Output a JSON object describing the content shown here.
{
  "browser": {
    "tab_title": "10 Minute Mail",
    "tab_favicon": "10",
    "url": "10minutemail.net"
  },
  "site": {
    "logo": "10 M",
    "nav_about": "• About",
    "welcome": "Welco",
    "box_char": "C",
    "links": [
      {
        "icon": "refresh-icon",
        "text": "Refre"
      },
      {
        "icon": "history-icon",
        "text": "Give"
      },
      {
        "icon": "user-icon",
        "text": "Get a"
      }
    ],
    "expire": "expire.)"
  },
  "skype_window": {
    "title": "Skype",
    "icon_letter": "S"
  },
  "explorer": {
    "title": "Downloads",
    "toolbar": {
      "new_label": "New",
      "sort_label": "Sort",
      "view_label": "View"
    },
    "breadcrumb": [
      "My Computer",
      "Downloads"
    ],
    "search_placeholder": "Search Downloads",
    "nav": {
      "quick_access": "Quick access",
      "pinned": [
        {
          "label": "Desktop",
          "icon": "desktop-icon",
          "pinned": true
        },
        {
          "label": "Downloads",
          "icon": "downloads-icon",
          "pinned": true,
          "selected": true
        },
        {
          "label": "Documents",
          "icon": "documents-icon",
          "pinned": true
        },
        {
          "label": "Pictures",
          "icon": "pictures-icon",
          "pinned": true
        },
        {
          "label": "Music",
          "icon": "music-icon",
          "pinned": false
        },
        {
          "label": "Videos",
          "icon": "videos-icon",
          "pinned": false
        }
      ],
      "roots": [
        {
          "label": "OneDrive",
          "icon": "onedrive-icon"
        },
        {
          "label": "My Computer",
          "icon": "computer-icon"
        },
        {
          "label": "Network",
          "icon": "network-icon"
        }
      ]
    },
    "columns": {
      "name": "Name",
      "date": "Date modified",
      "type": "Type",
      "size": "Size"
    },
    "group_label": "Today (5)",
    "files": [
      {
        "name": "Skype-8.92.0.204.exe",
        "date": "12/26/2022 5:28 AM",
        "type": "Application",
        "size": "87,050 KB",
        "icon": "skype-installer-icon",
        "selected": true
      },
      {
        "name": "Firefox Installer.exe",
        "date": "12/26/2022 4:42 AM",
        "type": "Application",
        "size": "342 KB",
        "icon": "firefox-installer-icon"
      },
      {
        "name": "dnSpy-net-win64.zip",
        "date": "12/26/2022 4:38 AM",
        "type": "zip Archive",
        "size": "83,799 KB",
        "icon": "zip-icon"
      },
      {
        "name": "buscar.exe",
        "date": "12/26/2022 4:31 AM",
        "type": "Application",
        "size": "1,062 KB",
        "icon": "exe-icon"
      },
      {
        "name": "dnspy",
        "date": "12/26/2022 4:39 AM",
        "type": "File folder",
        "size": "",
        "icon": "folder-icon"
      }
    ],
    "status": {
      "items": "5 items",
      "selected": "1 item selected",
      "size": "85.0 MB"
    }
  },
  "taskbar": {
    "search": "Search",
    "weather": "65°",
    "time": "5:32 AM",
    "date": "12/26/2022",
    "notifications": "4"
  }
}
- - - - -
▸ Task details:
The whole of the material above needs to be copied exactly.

▸ Written solution:
Output a JSON object describing the content shown here.
{
  "browser": {
    "tab_title": "10 Minute Mail",
    "tab_favicon": "10",
    "url": "10minutemail.net"
  },
  "site": {
    "logo": "10 M",
    "nav_about": "• About",
    "welcome": "Welco",
    "box_char": "C",
    "links": [
      {
        "icon": "refresh-icon",
        "text": "Refre"
      },
      {
        "icon": "history-icon",
        "text": "Give"
      },
      {
        "icon": "user-icon",
        "text": "Get a"
      }
    ],
    "expire": "expire.)"
  },
  "skype_window": {
    "title": "Skype",
    "icon_letter": "S"
  },
  "explorer": {
    "title": "Downloads",
    "toolbar": {
      "new_label": "New",
      "sort_label": "Sort",
      "view_label": "View"
    },
    "breadcrumb": [
      "My Computer",
      "Downloads"
    ],
    "search_placeholder": "Search Downloads",
    "nav": {
      "quick_access": "Quick access",
      "pinned": [
        {
          "label": "Desktop",
          "icon": "desktop-icon",
          "pinned": true
        },
        {
          "label": "Downloads",
          "icon": "downloads-icon",
          "pinned": true,
          "selected": true
        },
        {
          "label": "Documents",
          "icon": "documents-icon",
          "pinned": true
        },
        {
          "label": "Pictures",
          "icon": "pictures-icon",
          "pinned": true
        },
        {
          "label": "Music",
          "icon": "music-icon",
          "pinned": false
        },
        {
          "label": "Videos",
          "icon": "videos-icon",
          "pinned": false
        }
      ],
      "roots": [
        {
          "label": "OneDrive",
          "icon": "onedrive-icon"
        },
        {
          "label": "My Computer",
          "icon": "computer-icon"
        },
        {
          "label": "Network",
          "icon": "network-icon"
        }
      ]
    },
    "columns": {
      "name": "Name",
      "date": "Date modified",
      "type": "Type",
      "size": "Size"
    },
    "group_label": "Today (5)",
    "files": [
      {
        "name": "Skype-8.92.0.204.exe",
        "date": "12/26/2022 5:28 AM",
        "type": "Application",
        "size": "87,050 KB",
        "icon": "skype-installer-icon",
        "selected": true
      },
      {
        "name": "Firefox Installer.exe",
        "date": "12/26/2022 4:42 AM",
        "type": "Application",
        "size": "342 KB",
        "icon": "firefox-installer-icon"
      },
      {
        "name": "dnSpy-net-win64.zip",
        "date": "12/26/2022 4:38 AM",
        "type": "zip Archive",
        "size": "83,799 KB",
        "icon": "zip-icon"
      },
      {
        "name": "buscar.exe",
        "date": "12/26/2022 4:31 AM",
        "type": "Application",
        "size": "1,062 KB",
        "icon": "exe-icon"
      },
      {
        "name": "dnspy",
        "date": "12/26/2022 4:39 AM",
        "type": "File folder",
        "size": "",
        "icon": "folder-icon"
      }
    ],
    "status": {
      "items": "5 items",
      "selected": "1 item selected",
      "size": "85.0 MB"
    }
  },
  "taskbar": {
    "search": "Search",
    "weather": "65°",
    "time": "5:32 AM",
    "date": "12/26/2022",
    "notifications": "4"
  }
}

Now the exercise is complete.